> **Work task**: Copy out every entry that follows, without a single picture.

> **Provided entries**:
============

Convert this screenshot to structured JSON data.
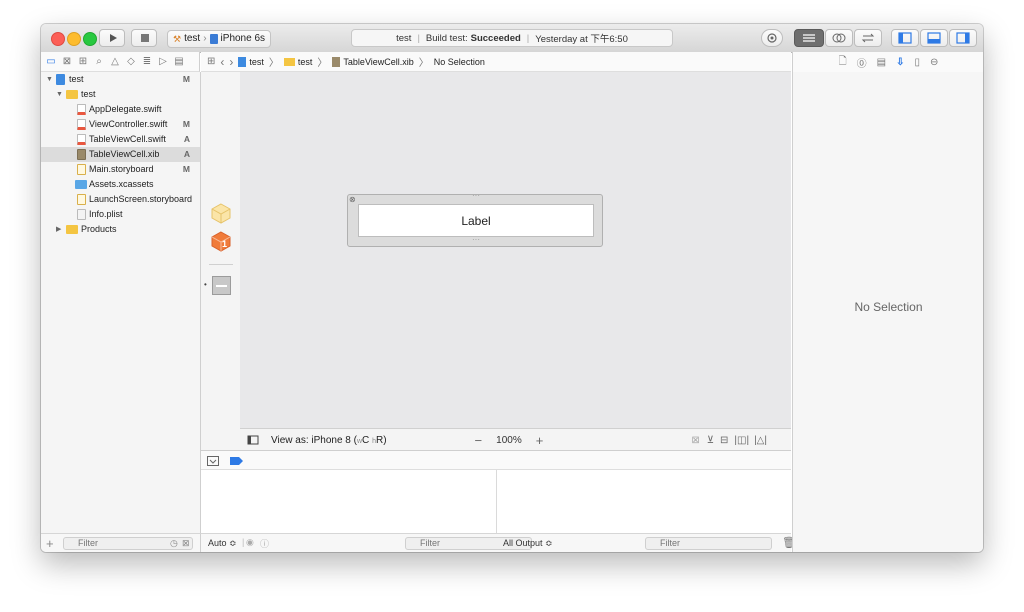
{
  "toolbar": {
    "scheme": "test",
    "device": "iPhone 6s",
    "activity_project": "test",
    "activity_build_prefix": "Build test:",
    "activity_status": "Succeeded",
    "activity_time": "Yesterday at 下午6:50"
  },
  "jumpbar": {
    "crumbs": [
      "test",
      "test",
      "TableViewCell.xib",
      "No Selection"
    ]
  },
  "navigator": {
    "items": [
      {
        "label": "test",
        "badge": "M"
      },
      {
        "label": "test",
        "badge": ""
      },
      {
        "label": "AppDelegate.swift",
        "badge": ""
      },
      {
        "label": "ViewController.swift",
        "badge": "M"
      },
      {
        "label": "TableViewCell.swift",
        "badge": "A"
      },
      {
        "label": "TableViewCell.xib",
        "badge": "A"
      },
      {
        "label": "Main.storyboard",
        "badge": "M"
      },
      {
        "label": "Assets.xcassets",
        "badge": ""
      },
      {
        "label": "LaunchScreen.storyboard",
        "badge": ""
      },
      {
        "label": "Info.plist",
        "badge": ""
      },
      {
        "label": "Products",
        "badge": ""
      }
    ],
    "filter_placeholder": "Filter"
  },
  "canvas": {
    "cell_label": "Label",
    "outline_badge": "1",
    "view_as": "View as: iPhone 8 (",
    "size_class_w": "w",
    "size_class_c": "C",
    "size_class_h": "h",
    "size_class_r": "R",
    "view_as_close": ")",
    "zoom": "100%"
  },
  "debug": {
    "auto_label": "Auto ≎",
    "filter_placeholder": "Filter",
    "output_label": "All Output ≎",
    "console_filter_placeholder": "Filter"
  },
  "inspector": {
    "no_selection": "No Selection"
  }
}
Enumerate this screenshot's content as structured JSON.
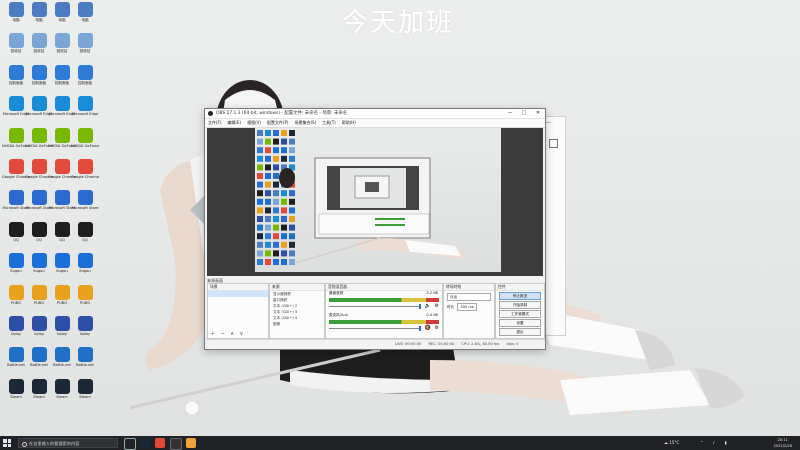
{
  "wallpaper": {
    "title": "今天加班"
  },
  "desktop": {
    "icons": [
      {
        "label": "电脑",
        "color": "#4b7cc2"
      },
      {
        "label": "回收站",
        "color": "#7aa6d6"
      },
      {
        "label": "控制面板",
        "color": "#2f7bd8"
      },
      {
        "label": "Microsoft Edge",
        "color": "#1a8bd6"
      },
      {
        "label": "NVIDIA GeForce Experience",
        "color": "#76b900"
      },
      {
        "label": "Google Chrome",
        "color": "#e24b3a"
      },
      {
        "label": "Microsoft Store",
        "color": "#2b6bd1"
      },
      {
        "label": "QQ",
        "color": "#1e1e1e"
      },
      {
        "label": "Kugou",
        "color": "#1a6fd8"
      },
      {
        "label": "PUBG",
        "color": "#e8a21c"
      },
      {
        "label": "Uplay",
        "color": "#2d4fa8"
      },
      {
        "label": "Battle.net",
        "color": "#2070c8"
      },
      {
        "label": "Steam",
        "color": "#1b2838"
      }
    ]
  },
  "obs": {
    "title": "OBS 27.1.3 (64-bit, windows) - 配置文件: 未命名 - 场景: 未命名",
    "menu": [
      "文件(F)",
      "编辑(E)",
      "视图(V)",
      "配置文件(P)",
      "场景集合(S)",
      "工具(T)",
      "帮助(H)"
    ],
    "scene_label": "来源画面",
    "scenes_header": "场景",
    "sources_header": "来源",
    "sources": [
      "显示器捕获",
      "窗口捕获",
      "文本 (GDI+) 2",
      "文本 (GDI+) 3",
      "文本 (GDI+) 4",
      "图像"
    ],
    "mixer_header": "音频混音器",
    "mixer": [
      {
        "name": "桌面音频",
        "db": "-3.2 dB"
      },
      {
        "name": "麦克风/Aux",
        "db": "0.0 dB"
      }
    ],
    "transitions_header": "转场特效",
    "transition_type": "淡出",
    "transition_duration_label": "时长",
    "transition_duration": "300 ms",
    "controls_header": "控件",
    "controls": [
      "停止推流",
      "开始录制",
      "工作室模式",
      "设置",
      "退出"
    ],
    "status": {
      "live": "LIVE: 00:00:00",
      "rec": "REC: 00:00:00",
      "cpu": "CPU: 2.8%, 60.00 fps",
      "kbps": "kb/s: 0"
    }
  },
  "taskbar": {
    "search_placeholder": "在这里输入你要搜索的内容",
    "weather": "15°C",
    "time": "20:11",
    "date": "2022/2/28"
  }
}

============

> **Written answer**:
Convert this screenshot to structured JSON data.
{
  "toolbar": {
    "scheme": "test",
    "device": "iPhone 6s",
    "activity_project": "test",
    "activity_build_prefix": "Build test:",
    "activity_status": "Succeeded",
    "activity_time": "Yesterday at 下午6:50"
  },
  "jumpbar": {
    "crumbs": [
      "test",
      "test",
      "TableViewCell.xib",
      "No Selection"
    ]
  },
  "navigator": {
    "items": [
      {
        "label": "test",
        "badge": "M"
      },
      {
        "label": "test",
        "badge": ""
      },
      {
        "label": "AppDelegate.swift",
        "badge": ""
      },
      {
        "label": "ViewController.swift",
        "badge": "M"
      },
      {
        "label": "TableViewCell.swift",
        "badge": "A"
      },
      {
        "label": "TableViewCell.xib",
        "badge": "A"
      },
      {
        "label": "Main.storyboard",
        "badge": "M"
      },
      {
        "label": "Assets.xcassets",
        "badge": ""
      },
      {
        "label": "LaunchScreen.storyboard",
        "badge": ""
      },
      {
        "label": "Info.plist",
        "badge": ""
      },
      {
        "label": "Products",
        "badge": ""
      }
    ],
    "filter_placeholder": "Filter"
  },
  "canvas": {
    "cell_label": "Label",
    "outline_badge": "1",
    "view_as": "View as: iPhone 8 (",
    "size_class_w": "w",
    "size_class_c": "C",
    "size_class_h": "h",
    "size_class_r": "R",
    "view_as_close": ")",
    "zoom": "100%"
  },
  "debug": {
    "auto_label": "Auto ≎",
    "filter_placeholder": "Filter",
    "output_label": "All Output ≎",
    "console_filter_placeholder": "Filter"
  },
  "inspector": {
    "no_selection": "No Selection"
  }
}
Enumerate this screenshot's content as structured JSON.
{
  "wallpaper": {
    "title": "今天加班"
  },
  "desktop": {
    "icons": [
      {
        "label": "电脑",
        "color": "#4b7cc2"
      },
      {
        "label": "回收站",
        "color": "#7aa6d6"
      },
      {
        "label": "控制面板",
        "color": "#2f7bd8"
      },
      {
        "label": "Microsoft Edge",
        "color": "#1a8bd6"
      },
      {
        "label": "NVIDIA GeForce Experience",
        "color": "#76b900"
      },
      {
        "label": "Google Chrome",
        "color": "#e24b3a"
      },
      {
        "label": "Microsoft Store",
        "color": "#2b6bd1"
      },
      {
        "label": "QQ",
        "color": "#1e1e1e"
      },
      {
        "label": "Kugou",
        "color": "#1a6fd8"
      },
      {
        "label": "PUBG",
        "color": "#e8a21c"
      },
      {
        "label": "Uplay",
        "color": "#2d4fa8"
      },
      {
        "label": "Battle.net",
        "color": "#2070c8"
      },
      {
        "label": "Steam",
        "color": "#1b2838"
      }
    ]
  },
  "obs": {
    "title": "OBS 27.1.3 (64-bit, windows) - 配置文件: 未命名 - 场景: 未命名",
    "menu": [
      "文件(F)",
      "编辑(E)",
      "视图(V)",
      "配置文件(P)",
      "场景集合(S)",
      "工具(T)",
      "帮助(H)"
    ],
    "scene_label": "来源画面",
    "scenes_header": "场景",
    "sources_header": "来源",
    "sources": [
      "显示器捕获",
      "窗口捕获",
      "文本 (GDI+) 2",
      "文本 (GDI+) 3",
      "文本 (GDI+) 4",
      "图像"
    ],
    "mixer_header": "音频混音器",
    "mixer": [
      {
        "name": "桌面音频",
        "db": "-3.2 dB"
      },
      {
        "name": "麦克风/Aux",
        "db": "0.0 dB"
      }
    ],
    "transitions_header": "转场特效",
    "transition_type": "淡出",
    "transition_duration_label": "时长",
    "transition_duration": "300 ms",
    "controls_header": "控件",
    "controls": [
      "停止推流",
      "开始录制",
      "工作室模式",
      "设置",
      "退出"
    ],
    "status": {
      "live": "LIVE: 00:00:00",
      "rec": "REC: 00:00:00",
      "cpu": "CPU: 2.8%, 60.00 fps",
      "kbps": "kb/s: 0"
    }
  },
  "taskbar": {
    "search_placeholder": "在这里输入你要搜索的内容",
    "weather": "15°C",
    "time": "20:11",
    "date": "2022/2/28"
  }
}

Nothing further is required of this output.